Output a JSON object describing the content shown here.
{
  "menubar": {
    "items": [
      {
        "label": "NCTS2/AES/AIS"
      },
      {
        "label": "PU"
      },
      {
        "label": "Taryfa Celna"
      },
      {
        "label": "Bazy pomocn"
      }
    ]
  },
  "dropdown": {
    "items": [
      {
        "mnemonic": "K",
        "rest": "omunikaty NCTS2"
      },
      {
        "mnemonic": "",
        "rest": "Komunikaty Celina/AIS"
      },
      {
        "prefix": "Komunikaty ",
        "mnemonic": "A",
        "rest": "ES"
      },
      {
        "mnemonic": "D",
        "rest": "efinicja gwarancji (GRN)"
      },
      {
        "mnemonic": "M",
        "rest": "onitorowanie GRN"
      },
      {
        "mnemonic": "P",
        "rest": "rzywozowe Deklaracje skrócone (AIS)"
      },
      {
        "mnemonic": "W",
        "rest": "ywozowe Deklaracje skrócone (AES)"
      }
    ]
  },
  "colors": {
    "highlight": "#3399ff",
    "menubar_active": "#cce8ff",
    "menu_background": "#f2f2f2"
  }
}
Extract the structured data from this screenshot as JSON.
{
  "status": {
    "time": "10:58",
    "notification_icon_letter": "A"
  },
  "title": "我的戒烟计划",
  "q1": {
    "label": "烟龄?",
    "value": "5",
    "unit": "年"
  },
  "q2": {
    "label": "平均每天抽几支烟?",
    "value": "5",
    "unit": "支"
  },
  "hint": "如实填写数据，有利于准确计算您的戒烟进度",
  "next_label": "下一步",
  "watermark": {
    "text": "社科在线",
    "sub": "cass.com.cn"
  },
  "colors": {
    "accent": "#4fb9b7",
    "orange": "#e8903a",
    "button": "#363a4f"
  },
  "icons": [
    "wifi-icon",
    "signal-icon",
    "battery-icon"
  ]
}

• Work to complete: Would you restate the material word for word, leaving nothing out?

• Result:
Output a JSON object describing the content shown here.
{
  "menubar": {
    "items": [
      {
        "label": "NCTS2/AES/AIS"
      },
      {
        "label": "PU"
      },
      {
        "label": "Taryfa Celna"
      },
      {
        "label": "Bazy pomocn"
      }
    ]
  },
  "dropdown": {
    "items": [
      {
        "mnemonic": "K",
        "rest": "omunikaty NCTS2"
      },
      {
        "mnemonic": "",
        "rest": "Komunikaty Celina/AIS"
      },
      {
        "prefix": "Komunikaty ",
        "mnemonic": "A",
        "rest": "ES"
      },
      {
        "mnemonic": "D",
        "rest": "efinicja gwarancji (GRN)"
      },
      {
        "mnemonic": "M",
        "rest": "onitorowanie GRN"
      },
      {
        "mnemonic": "P",
        "rest": "rzywozowe Deklaracje skrócone (AIS)"
      },
      {
        "mnemonic": "W",
        "rest": "ywozowe Deklaracje skrócone (AES)"
      }
    ]
  },
  "colors": {
    "highlight": "#3399ff",
    "menubar_active": "#cce8ff",
    "menu_background": "#f2f2f2"
  }
}
Extract the structured data from this screenshot as JSON.
{
  "status": {
    "time": "10:58",
    "notification_icon_letter": "A"
  },
  "title": "我的戒烟计划",
  "q1": {
    "label": "烟龄?",
    "value": "5",
    "unit": "年"
  },
  "q2": {
    "label": "平均每天抽几支烟?",
    "value": "5",
    "unit": "支"
  },
  "hint": "如实填写数据，有利于准确计算您的戒烟进度",
  "next_label": "下一步",
  "watermark": {
    "text": "社科在线",
    "sub": "cass.com.cn"
  },
  "colors": {
    "accent": "#4fb9b7",
    "orange": "#e8903a",
    "button": "#363a4f"
  },
  "icons": [
    "wifi-icon",
    "signal-icon",
    "battery-icon"
  ]
}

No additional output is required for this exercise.